78% of consumers didn’t complete an intended purchase because of poor service experience. So, what differentiates the best in customer service from the rest? Let’s take a look at four customer service insights that every successful company leader must develop.
st century’s global market, we are presented with a unique opportunity to enable growth by harnessing the power of thought leadership.
Get moving or get out of the way. Business leadership is full of risks.
When I was in middle and high school, I remember a number of students who found ways to make money; such as selling candy and pencils in the hall, doing other people’s homework or giving people rides home in their cars. There was always a risk of getting caught, which wasn’t without consequences, but this didn’t stop the people who were really committed to having some money.
Risk is still a very real part of business ownership today, and the consequences could be more devastating, in some cases. Regardless. Business leaders, if you want to build a strong business, you have got to learn to eat risk for breakfast. When you started your company, you had only a 30% chance of being successful. Do what it takes. Be tough.
Poor productivity is one of the biggest time-wasters small business leaders face. Whether spending time on Social Media or other non-productive activities, all of these things take time and money out of our day. While there are the normal “time wasters” that we might use as down time or to recharge, there are those things that we do to waste time that we don’t even pay attention to.

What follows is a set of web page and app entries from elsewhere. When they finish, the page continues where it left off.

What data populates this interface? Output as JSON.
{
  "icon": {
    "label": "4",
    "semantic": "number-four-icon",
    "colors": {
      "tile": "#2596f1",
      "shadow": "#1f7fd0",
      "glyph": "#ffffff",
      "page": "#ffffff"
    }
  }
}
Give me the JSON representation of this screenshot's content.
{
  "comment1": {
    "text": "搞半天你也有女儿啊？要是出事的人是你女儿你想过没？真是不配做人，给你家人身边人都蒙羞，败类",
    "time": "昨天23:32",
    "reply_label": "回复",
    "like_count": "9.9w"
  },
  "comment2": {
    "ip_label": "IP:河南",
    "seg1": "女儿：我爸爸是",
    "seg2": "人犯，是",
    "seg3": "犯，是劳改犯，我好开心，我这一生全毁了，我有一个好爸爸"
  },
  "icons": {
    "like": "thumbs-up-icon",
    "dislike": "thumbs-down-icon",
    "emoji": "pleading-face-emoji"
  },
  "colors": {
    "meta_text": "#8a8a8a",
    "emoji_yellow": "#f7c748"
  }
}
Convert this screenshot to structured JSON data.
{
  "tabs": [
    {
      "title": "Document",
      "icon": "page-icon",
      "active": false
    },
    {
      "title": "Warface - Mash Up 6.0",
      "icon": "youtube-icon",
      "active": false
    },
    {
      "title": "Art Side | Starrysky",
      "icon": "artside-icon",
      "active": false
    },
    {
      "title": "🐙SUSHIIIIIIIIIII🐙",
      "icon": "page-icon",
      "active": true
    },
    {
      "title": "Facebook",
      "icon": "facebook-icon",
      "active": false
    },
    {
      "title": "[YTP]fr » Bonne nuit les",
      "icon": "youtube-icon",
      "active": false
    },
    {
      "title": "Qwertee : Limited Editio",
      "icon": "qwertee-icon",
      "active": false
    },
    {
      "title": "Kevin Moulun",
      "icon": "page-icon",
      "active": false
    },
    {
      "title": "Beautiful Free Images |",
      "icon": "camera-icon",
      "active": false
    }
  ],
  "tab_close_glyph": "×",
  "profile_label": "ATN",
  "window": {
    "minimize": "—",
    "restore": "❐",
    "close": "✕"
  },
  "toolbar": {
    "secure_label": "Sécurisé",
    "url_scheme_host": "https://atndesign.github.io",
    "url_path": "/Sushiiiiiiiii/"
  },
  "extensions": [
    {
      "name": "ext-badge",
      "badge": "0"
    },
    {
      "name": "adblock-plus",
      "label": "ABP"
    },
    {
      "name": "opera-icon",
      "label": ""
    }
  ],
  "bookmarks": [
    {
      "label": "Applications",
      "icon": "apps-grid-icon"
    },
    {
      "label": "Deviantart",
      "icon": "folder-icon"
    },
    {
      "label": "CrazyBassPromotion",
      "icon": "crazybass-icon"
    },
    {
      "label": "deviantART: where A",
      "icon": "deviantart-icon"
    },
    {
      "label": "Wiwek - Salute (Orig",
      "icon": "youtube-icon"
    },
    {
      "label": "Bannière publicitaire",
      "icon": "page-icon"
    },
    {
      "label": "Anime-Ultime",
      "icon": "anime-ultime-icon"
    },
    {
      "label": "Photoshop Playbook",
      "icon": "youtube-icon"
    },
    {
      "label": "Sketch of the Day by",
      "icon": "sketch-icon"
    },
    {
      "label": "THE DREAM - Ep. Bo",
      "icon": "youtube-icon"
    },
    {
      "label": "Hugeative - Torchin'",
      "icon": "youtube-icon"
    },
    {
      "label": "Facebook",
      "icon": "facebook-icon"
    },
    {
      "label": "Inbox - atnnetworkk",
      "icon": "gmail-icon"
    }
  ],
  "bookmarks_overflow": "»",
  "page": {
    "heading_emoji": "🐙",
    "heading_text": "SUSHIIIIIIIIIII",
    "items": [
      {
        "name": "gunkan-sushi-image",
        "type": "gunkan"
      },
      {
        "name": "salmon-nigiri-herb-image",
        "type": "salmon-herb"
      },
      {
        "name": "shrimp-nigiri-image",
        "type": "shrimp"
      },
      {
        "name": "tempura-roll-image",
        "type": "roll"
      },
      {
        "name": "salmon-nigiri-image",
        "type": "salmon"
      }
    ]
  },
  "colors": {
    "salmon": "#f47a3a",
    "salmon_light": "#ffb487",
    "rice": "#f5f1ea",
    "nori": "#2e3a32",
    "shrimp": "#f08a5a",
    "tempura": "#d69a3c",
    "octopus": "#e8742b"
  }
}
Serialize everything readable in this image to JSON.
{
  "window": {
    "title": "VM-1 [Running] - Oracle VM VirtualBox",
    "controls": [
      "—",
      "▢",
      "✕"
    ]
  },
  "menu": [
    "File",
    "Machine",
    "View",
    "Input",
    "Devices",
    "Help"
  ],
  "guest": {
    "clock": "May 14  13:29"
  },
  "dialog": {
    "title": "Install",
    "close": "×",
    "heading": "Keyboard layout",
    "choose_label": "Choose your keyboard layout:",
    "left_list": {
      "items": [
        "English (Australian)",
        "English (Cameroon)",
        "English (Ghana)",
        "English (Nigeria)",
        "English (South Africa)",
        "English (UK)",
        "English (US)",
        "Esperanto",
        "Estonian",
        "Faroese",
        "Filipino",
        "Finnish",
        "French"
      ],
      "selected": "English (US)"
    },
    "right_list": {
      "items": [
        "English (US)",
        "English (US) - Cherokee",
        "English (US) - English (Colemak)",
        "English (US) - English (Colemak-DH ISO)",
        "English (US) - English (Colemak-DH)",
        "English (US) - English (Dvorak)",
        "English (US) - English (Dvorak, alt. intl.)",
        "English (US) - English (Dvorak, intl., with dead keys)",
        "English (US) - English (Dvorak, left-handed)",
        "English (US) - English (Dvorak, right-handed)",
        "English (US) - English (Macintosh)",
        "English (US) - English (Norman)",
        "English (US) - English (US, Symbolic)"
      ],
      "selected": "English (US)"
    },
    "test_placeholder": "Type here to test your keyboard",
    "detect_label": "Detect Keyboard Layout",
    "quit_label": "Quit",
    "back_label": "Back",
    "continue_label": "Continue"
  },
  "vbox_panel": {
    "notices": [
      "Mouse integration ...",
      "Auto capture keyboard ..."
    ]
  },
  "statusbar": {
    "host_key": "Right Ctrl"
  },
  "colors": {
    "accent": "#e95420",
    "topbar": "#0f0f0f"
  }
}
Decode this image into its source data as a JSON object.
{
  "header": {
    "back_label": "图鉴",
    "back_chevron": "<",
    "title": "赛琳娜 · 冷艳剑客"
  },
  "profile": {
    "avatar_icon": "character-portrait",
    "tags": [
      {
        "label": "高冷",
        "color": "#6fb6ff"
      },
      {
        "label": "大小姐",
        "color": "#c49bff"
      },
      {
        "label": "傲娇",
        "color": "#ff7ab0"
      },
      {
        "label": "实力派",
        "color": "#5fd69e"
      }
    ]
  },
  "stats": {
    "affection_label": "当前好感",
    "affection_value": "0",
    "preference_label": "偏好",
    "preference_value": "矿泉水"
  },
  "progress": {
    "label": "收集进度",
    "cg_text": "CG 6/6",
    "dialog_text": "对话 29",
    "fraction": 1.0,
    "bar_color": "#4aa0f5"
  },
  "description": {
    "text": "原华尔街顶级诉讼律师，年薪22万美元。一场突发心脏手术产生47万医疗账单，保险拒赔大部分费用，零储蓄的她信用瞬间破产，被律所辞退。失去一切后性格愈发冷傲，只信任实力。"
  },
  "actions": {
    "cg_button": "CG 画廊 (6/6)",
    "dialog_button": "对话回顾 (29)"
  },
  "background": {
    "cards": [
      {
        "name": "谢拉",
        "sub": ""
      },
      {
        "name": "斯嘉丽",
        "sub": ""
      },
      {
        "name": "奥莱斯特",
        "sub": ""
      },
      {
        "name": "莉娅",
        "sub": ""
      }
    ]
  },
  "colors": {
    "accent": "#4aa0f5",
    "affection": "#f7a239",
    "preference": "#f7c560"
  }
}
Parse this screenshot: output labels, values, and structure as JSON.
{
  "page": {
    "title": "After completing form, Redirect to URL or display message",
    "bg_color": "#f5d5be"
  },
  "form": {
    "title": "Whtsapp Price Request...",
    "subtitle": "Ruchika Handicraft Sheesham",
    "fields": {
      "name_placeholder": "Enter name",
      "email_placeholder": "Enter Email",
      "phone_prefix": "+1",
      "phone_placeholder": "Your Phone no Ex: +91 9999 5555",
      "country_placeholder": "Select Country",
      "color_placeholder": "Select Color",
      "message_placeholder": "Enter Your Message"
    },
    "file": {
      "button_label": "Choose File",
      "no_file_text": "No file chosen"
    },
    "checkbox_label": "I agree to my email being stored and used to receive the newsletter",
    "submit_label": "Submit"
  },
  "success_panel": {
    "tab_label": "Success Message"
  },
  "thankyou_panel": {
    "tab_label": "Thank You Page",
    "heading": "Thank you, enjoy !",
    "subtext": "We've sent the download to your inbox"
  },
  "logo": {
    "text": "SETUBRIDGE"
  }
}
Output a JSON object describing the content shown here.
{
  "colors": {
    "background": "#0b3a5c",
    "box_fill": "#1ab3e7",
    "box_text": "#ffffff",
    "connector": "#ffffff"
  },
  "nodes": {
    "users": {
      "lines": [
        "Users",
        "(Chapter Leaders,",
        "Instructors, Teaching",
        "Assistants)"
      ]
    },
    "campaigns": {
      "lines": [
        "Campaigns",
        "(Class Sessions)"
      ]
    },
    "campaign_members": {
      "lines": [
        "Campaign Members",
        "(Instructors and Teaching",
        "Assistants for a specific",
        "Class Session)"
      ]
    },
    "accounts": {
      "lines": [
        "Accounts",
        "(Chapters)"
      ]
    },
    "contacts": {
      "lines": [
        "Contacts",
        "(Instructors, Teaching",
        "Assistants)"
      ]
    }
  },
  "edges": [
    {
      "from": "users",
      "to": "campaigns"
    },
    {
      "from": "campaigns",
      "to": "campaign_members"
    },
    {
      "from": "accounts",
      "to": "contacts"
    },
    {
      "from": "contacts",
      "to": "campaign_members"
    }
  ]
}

“Neither snow nor rain nor heat nor gloom of night stays these couriers from the swift completion of
their appointed rounds” – “Motto” of the Postal Service
As a young person, we had a mail man named Mr. Brown. In our neighborhood, the mail carriers (still do) park their vehicles at the end of our street and carry the mail from house to house in their mail sack. I remember that no matter what – rain, snow, wind, Mr. Brown was always there with our mail.
http://www.ea.com/) that used to use the tagline “Challenge Everything.” As one who, at times, must question the natural order of things, this tag immediately appealed to me. Many of my clients often hear the question of, “Why?” when they propose ideas. The goal isn’t to belittle the idea or thought, but rather, to make sure that the idea is completely thought out.
As business leaders, we nee to understand and question everything around our businesses. As someone said to me, once, “You need to inspect what you expect.” Even if we feel like we understand certain things, or that certain things appear to be part of the natural order, understanding “why” something is done will often serve to ensure that the product or service or idea does have merits and has been completely thought out.
As a young manager, I remember telling an employee that I needed something specific from her, knew that I could count on her to do a good job, which was why I hired her and to go for it. She was a bright woman with all sorts of potential. I honestly believed that she could get the work done, so when she came to me with questions for clarification, I casually shooed her away, thinking that my work was much more important, much more “big picture” than I had time to worry about her. As a leader, I was just concerned about results and moving the company closer to the vision.
As a child, something I enjoyed very much was working with my dad. We did all kinds of work on our home, both inside and outside, typically building or fixing something with his many tools and great talent. One of the tasks that had to be done each time was to take whatever trash that was created, throw it in our wheelbarrow, and dump it into the proper receptacle. While wheelbarrows are great for moving a lot of materials around quickly, they are not very stable and have often tipped over, spilling their contents all over. Not fun.